→ Data in this exercise
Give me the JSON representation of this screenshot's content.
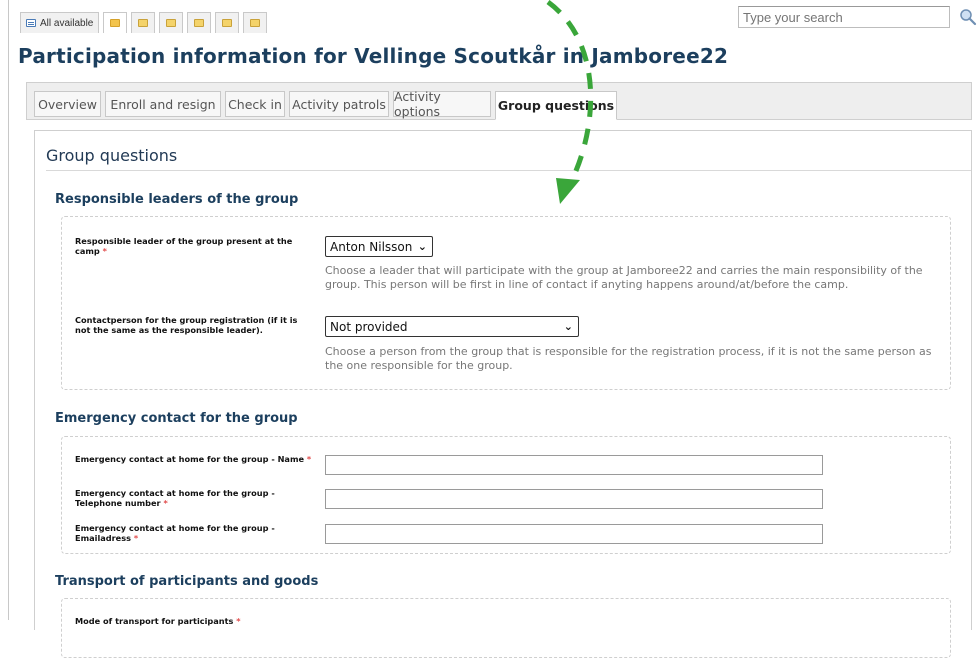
{
  "topbar": {
    "all_available_label": "All available",
    "search_placeholder": "Type your search"
  },
  "page": {
    "title": "Participation information for Vellinge Scoutkår in Jamboree22"
  },
  "tabs": [
    {
      "label": "Overview"
    },
    {
      "label": "Enroll and resign"
    },
    {
      "label": "Check in"
    },
    {
      "label": "Activity patrols"
    },
    {
      "label": "Activity options"
    },
    {
      "label": "Group questions",
      "active": true
    }
  ],
  "panel": {
    "title": "Group questions"
  },
  "sections": {
    "leaders": {
      "heading": "Responsible leaders of the group",
      "responsible_label": "Responsible leader of the group present at the camp",
      "responsible_value": "Anton Nilsson",
      "responsible_help": "Choose a leader that will participate with the group at Jamboree22 and carries the main responsibility of the group. This person will be first in line of contact if anyting happens around/at/before the camp.",
      "contact_label": "Contactperson for the group registration (if it is not the same as the responsible leader).",
      "contact_value": "Not provided",
      "contact_help": "Choose a person from the group that is responsible for the registration process, if it is not the same person as the one responsible for the group."
    },
    "emergency": {
      "heading": "Emergency contact for the group",
      "name_label": "Emergency contact at home for the group - Name",
      "phone_label": "Emergency contact at home for the group - Telephone number",
      "email_label": "Emergency contact at home for the group - Emailadress",
      "name_value": "",
      "phone_value": "",
      "email_value": ""
    },
    "transport": {
      "heading": "Transport of participants and goods",
      "mode_label": "Mode of transport for participants"
    }
  },
  "colors": {
    "title": "#1c3f5e",
    "required": "#e14a4a",
    "arrow": "#3aa63a"
  },
  "icons": [
    "list-icon",
    "folder-icon",
    "search-icon",
    "chevron-down-icon"
  ]
}
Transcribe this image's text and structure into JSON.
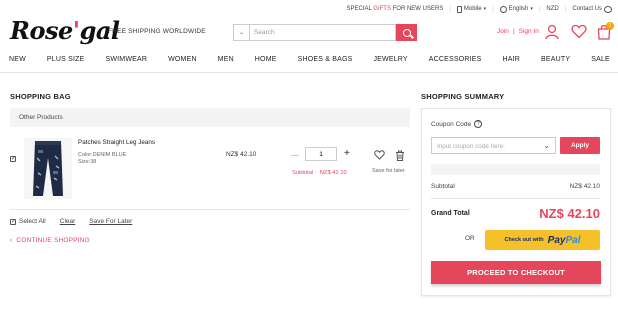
{
  "topbar": {
    "special_prefix": "SPECIAL ",
    "special_highlight": "GIFTS",
    "special_suffix": " FOR NEW USERS",
    "mobile": "Mobile",
    "language": "English",
    "currency": "NZD",
    "contact": "Contact Us"
  },
  "header": {
    "logo_text_1": "Rose",
    "logo_text_2": "gal",
    "free_shipping": "FREE SHIPPING WORLDWIDE",
    "search_placeholder": "Search",
    "join": "Join",
    "sign_in": "Sign In",
    "bag_count": "1"
  },
  "nav": {
    "items": [
      "NEW",
      "PLUS SIZE",
      "SWIMWEAR",
      "WOMEN",
      "MEN",
      "HOME",
      "SHOES & BAGS",
      "JEWELRY",
      "ACCESSORIES",
      "HAIR",
      "BEAUTY",
      "SALE"
    ]
  },
  "bag": {
    "title": "SHOPPING BAG",
    "section": "Other Products",
    "item": {
      "name": "Patches Straight Leg Jeans",
      "color": "Color:DENIM BLUE",
      "size": "Size:38",
      "price": "NZ$ 42.10",
      "quantity": "1",
      "subtotal": "Subtotal :  NZ$ 42.10",
      "save_label": "Save for later"
    },
    "select_all": "Select All",
    "clear": "Clear",
    "save_for_later": "Save For Later",
    "continue": "CONTINUE SHOPPING"
  },
  "summary": {
    "title": "SHOPPING SUMMARY",
    "coupon_label": "Coupon Code",
    "coupon_placeholder": "Input coupon code here:",
    "apply": "Apply",
    "subtotal_label": "Subtotal",
    "subtotal_value": "NZ$ 42.10",
    "grand_total_label": "Grand Total",
    "grand_total_value": "NZ$ 42.10",
    "or": "OR",
    "paypal_prefix": "Check out with",
    "paypal_1": "Pay",
    "paypal_2": "Pal",
    "checkout": "PROCEED TO CHECKOUT"
  },
  "colors": {
    "accent": "#e6465b",
    "paypal_yellow": "#f5c02a"
  }
}
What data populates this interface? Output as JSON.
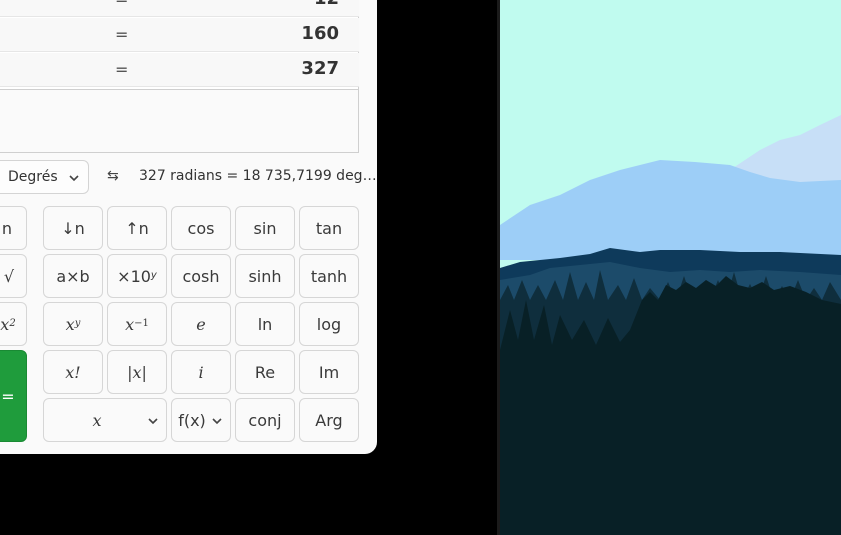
{
  "history": [
    {
      "equals": "=",
      "value": "12"
    },
    {
      "equals": "=",
      "value": "160"
    },
    {
      "equals": "=",
      "value": "327"
    }
  ],
  "status": {
    "angle_unit": "Degrés",
    "swap_icon": "⇆",
    "conversion": "327 radians  =  18 735,7199 deg…"
  },
  "keys": {
    "row1": [
      "n",
      "↓n",
      "↑n",
      "cos",
      "sin",
      "tan"
    ],
    "row2": [
      "√",
      "a×b",
      "×10",
      "cosh",
      "sinh",
      "tanh"
    ],
    "row2_sup": "y",
    "row3_base_x": "x",
    "row3_sup_2": "2",
    "row3_sup_y": "y",
    "row3_sup_m1": "−1",
    "row3_e": "e",
    "row3_ln": "ln",
    "row3_log": "log",
    "row4": [
      "x!",
      "|x|",
      "i",
      "Re",
      "Im"
    ],
    "equals": "=",
    "row5_variable": "x",
    "row5_function": "f(x)",
    "row5_conj": "conj",
    "row5_arg": "Arg"
  },
  "icons": {
    "chevron": "chevron-down-icon",
    "swap": "swap-icon"
  },
  "colors": {
    "equals_button": "#1f9c3c",
    "sky": "#c0fbef"
  }
}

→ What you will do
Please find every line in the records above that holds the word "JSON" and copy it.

→ Answer for this exercise
Give me the JSON representation of this screenshot's content.
Transcribe this image's text and structure into JSON.
What data populates this interface? Output as JSON.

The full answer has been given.